As Facebook and Google+ have risen in popularity, so have their real-name policies, leading the Web to move away from the anything-goes anonymity of decades past. Shapiro believes a total loss of online anonymity would be a bad thing.

“I think pseudonimity, using the Internet for casual conversations and not just formal ones, is critical.” he says. “It was the reason I fell in love with the Web: AOL chatrooms. I found the conversations I had there to be extremely meaningful. If you ever had a conversation with a stranger and you found that the stranger might have understood you in a way that your closest friends didn’t, that’s what we’re trying to facilitate.”

 

amazon-phone

This week we saw Facebook get a nasty virus, both Apple and Google release cloud-based music services, and heard a rumor about Amazon entering the smartphone market.

 

Didn’t have time to keep up with every ripple in the technology pond this week? We’ve got you covered. Here are some of the most noteworthy stories from the last week.

Facebook gets hacked, users subjected to hardcore porn

Earlier this week we learned that some Facebook users were seeing news feeds filled with images of hardcore pornography and violence. It was originally suspected that the hacker group Anonymous may have had something to do with the attack, but that assumption has since been debunked. The spam attack is now mostly under control and the company has said that someone exploiting a browser vulnerability, not Anonymous, is responsible for the breach. A Facebook spokesperson has maintained that no user information or accounts were compromised during the several-day attack.

 

Google and Apple launch cloud-based music services
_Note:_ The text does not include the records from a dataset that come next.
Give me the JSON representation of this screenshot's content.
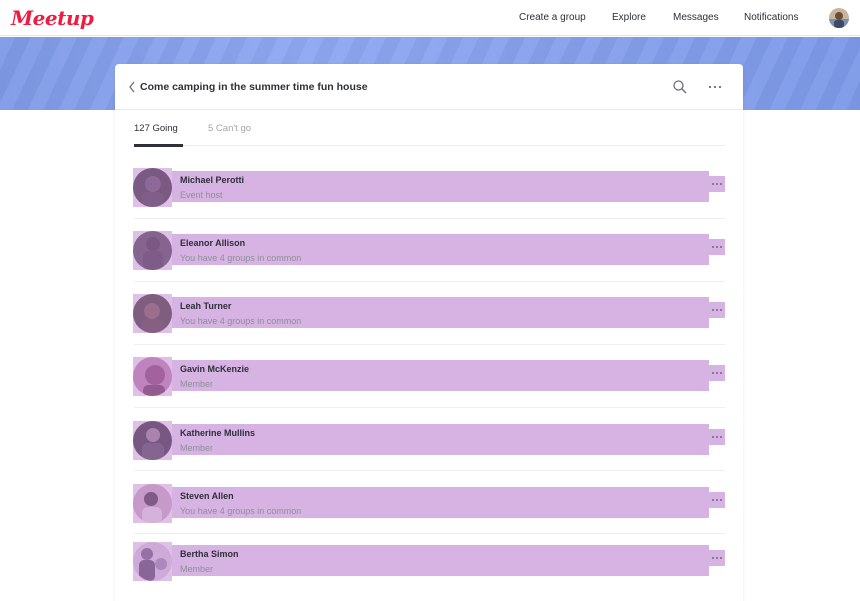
{
  "brand": {
    "logo_text": "Meetup",
    "color": "#ed1c40"
  },
  "nav": {
    "links": [
      "Create a group",
      "Explore",
      "Messages",
      "Notifications"
    ],
    "avatar_icon": "user-avatar"
  },
  "event": {
    "title": "Come camping in the summer time fun house",
    "back_icon": "chevron-left-icon",
    "search_icon": "search-icon",
    "more_icon": "more-horizontal-icon"
  },
  "tabs": {
    "going": "127 Going",
    "cant_go": "5 Can't go",
    "active": "going"
  },
  "members": [
    {
      "name": "Michael Perotti",
      "subtitle": "Event host"
    },
    {
      "name": "Eleanor Allison",
      "subtitle": "You have 4 groups in common"
    },
    {
      "name": "Leah Turner",
      "subtitle": "You have 4 groups in common"
    },
    {
      "name": "Gavin McKenzie",
      "subtitle": "Member"
    },
    {
      "name": "Katherine Mullins",
      "subtitle": "Member"
    },
    {
      "name": "Steven Allen",
      "subtitle": "You have 4 groups in common"
    },
    {
      "name": "Bertha Simon",
      "subtitle": "Member"
    }
  ],
  "colors": {
    "hero": "#8aa3ef",
    "highlight": "#d6b3e2",
    "text_dark": "#2e3039",
    "text_muted": "#8d8f99"
  }
}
This week we saw two of the most important and notable releases in the domain of cloud-based music services from both Google and Apple. We covered the announcement of the public version of Google Music on Wednesday, which now includes the ability to purchase songs through the Android Market, and gave our own hands-on impressions of the service. Apple also launched its counter-attack with the release of iTunes Match, a similar cloud-based music service that users can purchase for $25 per year. We took a first look at the new service to see if it’s worthy of all the hype.

 

Nokia introduces MixRadio for Windows Phones, Lumia may be carried at AT&T in the US
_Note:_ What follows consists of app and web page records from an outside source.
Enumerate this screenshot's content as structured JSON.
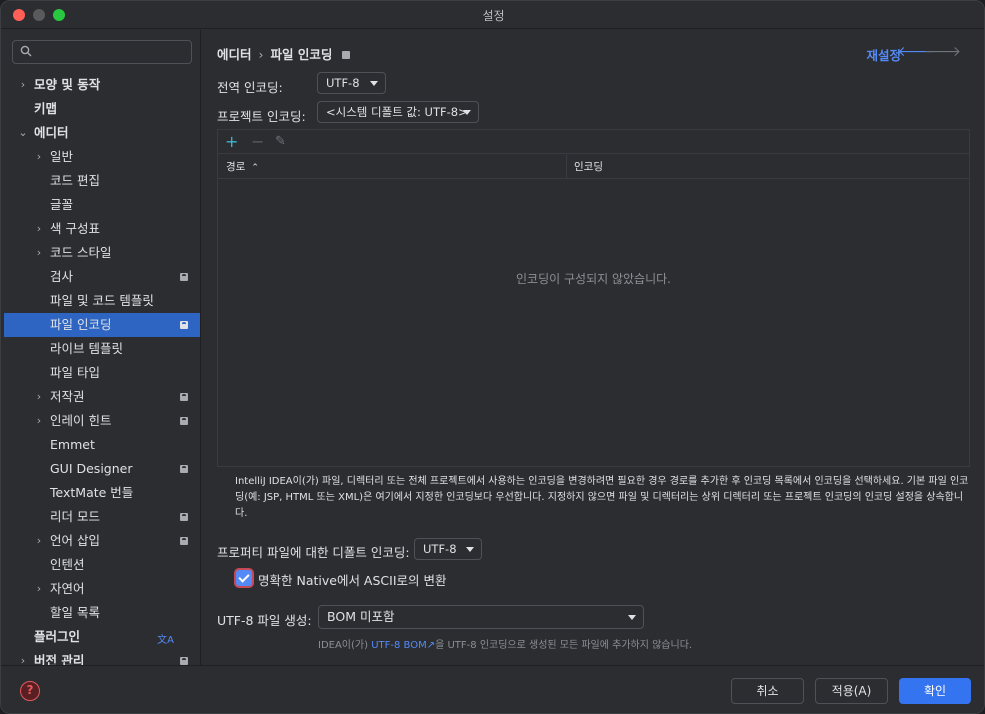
{
  "window": {
    "title": "설정"
  },
  "sidebar": {
    "search_placeholder": "",
    "items": [
      {
        "label": "모양 및 동작",
        "chevron": "›",
        "bold": true
      },
      {
        "label": "키맵",
        "chevron": "",
        "bold": true
      },
      {
        "label": "에디터",
        "chevron": "⌄",
        "bold": true
      },
      {
        "label": "일반",
        "chevron": "›"
      },
      {
        "label": "코드 편집",
        "chevron": ""
      },
      {
        "label": "글꼴",
        "chevron": ""
      },
      {
        "label": "색 구성표",
        "chevron": "›"
      },
      {
        "label": "코드 스타일",
        "chevron": "›"
      },
      {
        "label": "검사",
        "chevron": "",
        "badge": true
      },
      {
        "label": "파일 및 코드 템플릿",
        "chevron": ""
      },
      {
        "label": "파일 인코딩",
        "chevron": "",
        "badge": true,
        "selected": true
      },
      {
        "label": "라이브 템플릿",
        "chevron": ""
      },
      {
        "label": "파일 타입",
        "chevron": ""
      },
      {
        "label": "저작권",
        "chevron": "›",
        "badge": true
      },
      {
        "label": "인레이 힌트",
        "chevron": "›",
        "badge": true
      },
      {
        "label": "Emmet",
        "chevron": ""
      },
      {
        "label": "GUI Designer",
        "chevron": "",
        "badge": true
      },
      {
        "label": "TextMate 번들",
        "chevron": ""
      },
      {
        "label": "리더 모드",
        "chevron": "",
        "badge": true
      },
      {
        "label": "언어 삽입",
        "chevron": "›",
        "badge": true
      },
      {
        "label": "인텐션",
        "chevron": ""
      },
      {
        "label": "자연어",
        "chevron": "›"
      },
      {
        "label": "할일 목록",
        "chevron": ""
      },
      {
        "label": "플러그인",
        "chevron": "",
        "bold": true,
        "translate_icon": true
      },
      {
        "label": "버전 관리",
        "chevron": "›",
        "bold": true,
        "badge": true
      }
    ]
  },
  "header": {
    "breadcrumb": [
      "에디터",
      "파일 인코딩"
    ],
    "separator": "›",
    "reset_label": "재설정",
    "back_icon": "arrow-left-icon",
    "forward_icon": "arrow-right-icon"
  },
  "settings": {
    "global_label": "전역 인코딩:",
    "global_value": "UTF-8",
    "project_label": "프로젝트 인코딩:",
    "project_value": "<시스템 디폴트 값: UTF-8>",
    "table": {
      "columns": [
        "경로",
        "인코딩"
      ],
      "sort_indicator": "⌃",
      "empty_text": "인코딩이 구성되지 않았습니다.",
      "rows": []
    },
    "description": "IntelliJ IDEA이(가) 파일, 디렉터리 또는 전체 프로젝트에서 사용하는 인코딩을 변경하려면 필요한 경우 경로를 추가한 후 인코딩 목록에서 인코딩을 선택하세요. 기본 파일 인코딩(예: JSP, HTML 또는 XML)은 여기에서 지정한 인코딩보다 우선합니다. 지정하지 않으면 파일 및 디렉터리는 상위 디렉터리 또는 프로젝트 인코딩의 인코딩 설정을 상속합니다.",
    "properties_label": "프로퍼티 파일에 대한 디폴트 인코딩:",
    "properties_value": "UTF-8",
    "native_ascii_label": "명확한 Native에서 ASCII로의 변환",
    "native_ascii_checked": true,
    "bom_label": "UTF-8 파일 생성:",
    "bom_value": "BOM 미포함",
    "bom_hint_prefix": "IDEA이(가) ",
    "bom_hint_link": "UTF-8 BOM",
    "bom_hint_suffix": "을 UTF-8 인코딩으로 생성된 모든 파일에 추가하지 않습니다."
  },
  "footer": {
    "help_label": "?",
    "cancel_label": "취소",
    "apply_label": "적용(A)",
    "ok_label": "확인"
  },
  "colors": {
    "accent": "#548af7",
    "selection": "#2e65c3",
    "primary_button": "#3574f0",
    "background": "#2b2d30"
  }
}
This week Nokia revealed more of the specs of MixRadio, a music service that will be included in its new Lumia 710 and 800 Windows Phone 7.5 handsets. The service will offer users access to an MP3 store, pre-made playlists, streaming, and more. We also confirmed this week that carrier AT&T is looking into carrying both Nokia Windows Phone handsets starting sometime in 2012.

 

Amazon may jump into the smartphone market

In one of the more exciting news developments of the week, we are hearing from Citigroup analysts that Amazon may jump into the smartphone market with an Amazon phone in the next year. Rumor has it that the phone will be priced in the $150 to $170 range and will run on a heavily-modified version of Android, much like the Kindle Fire.

 

iPhone surpasses BlackBerry in business, Apple preps for record sales

In a surprising but somewhat inevitable occurrence, it seems that Apple’s iPhone has finally surpassed BlackBerry as the preferred handset of business users. BlackBerry has had a corner on this part of the market for years, so it’s a success that Apple shouldn’t take lightly. According to recent estimates, Apple is also on track to sell a record number of Macs this quarter, which will likely only increase with the possible release of a 15-inch MacBook Air in March.

 

Provided by Kelly Montgomery